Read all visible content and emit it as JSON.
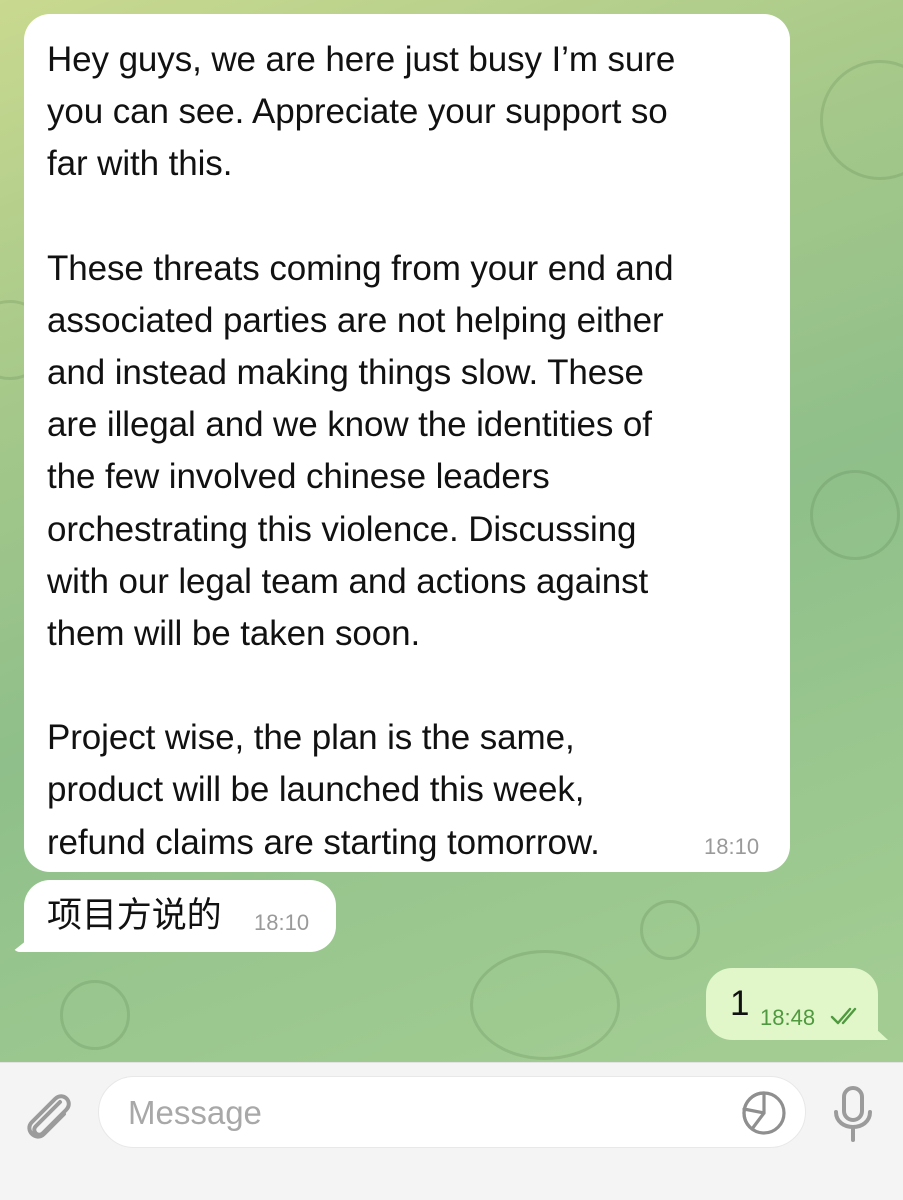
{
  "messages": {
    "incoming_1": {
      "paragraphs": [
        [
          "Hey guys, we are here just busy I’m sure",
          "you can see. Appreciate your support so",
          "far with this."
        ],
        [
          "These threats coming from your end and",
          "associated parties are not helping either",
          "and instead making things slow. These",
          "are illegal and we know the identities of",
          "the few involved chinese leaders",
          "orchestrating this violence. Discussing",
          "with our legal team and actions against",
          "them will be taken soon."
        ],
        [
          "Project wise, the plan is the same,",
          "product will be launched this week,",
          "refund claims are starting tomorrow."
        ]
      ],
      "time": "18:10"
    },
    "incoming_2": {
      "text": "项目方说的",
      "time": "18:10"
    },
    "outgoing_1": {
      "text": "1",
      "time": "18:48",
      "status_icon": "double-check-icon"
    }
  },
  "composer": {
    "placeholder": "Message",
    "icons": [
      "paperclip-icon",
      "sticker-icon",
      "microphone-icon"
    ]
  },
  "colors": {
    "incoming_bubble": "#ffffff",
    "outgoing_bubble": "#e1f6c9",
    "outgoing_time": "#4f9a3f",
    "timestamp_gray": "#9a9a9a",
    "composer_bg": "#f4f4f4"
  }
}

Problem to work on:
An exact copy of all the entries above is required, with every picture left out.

Written response:
Read all visible content and emit it as JSON.
{
  "messages": {
    "incoming_1": {
      "paragraphs": [
        [
          "Hey guys, we are here just busy I’m sure",
          "you can see. Appreciate your support so",
          "far with this."
        ],
        [
          "These threats coming from your end and",
          "associated parties are not helping either",
          "and instead making things slow. These",
          "are illegal and we know the identities of",
          "the few involved chinese leaders",
          "orchestrating this violence. Discussing",
          "with our legal team and actions against",
          "them will be taken soon."
        ],
        [
          "Project wise, the plan is the same,",
          "product will be launched this week,",
          "refund claims are starting tomorrow."
        ]
      ],
      "time": "18:10"
    },
    "incoming_2": {
      "text": "项目方说的",
      "time": "18:10"
    },
    "outgoing_1": {
      "text": "1",
      "time": "18:48",
      "status_icon": "double-check-icon"
    }
  },
  "composer": {
    "placeholder": "Message",
    "icons": [
      "paperclip-icon",
      "sticker-icon",
      "microphone-icon"
    ]
  },
  "colors": {
    "incoming_bubble": "#ffffff",
    "outgoing_bubble": "#e1f6c9",
    "outgoing_time": "#4f9a3f",
    "timestamp_gray": "#9a9a9a",
    "composer_bg": "#f4f4f4"
  }
}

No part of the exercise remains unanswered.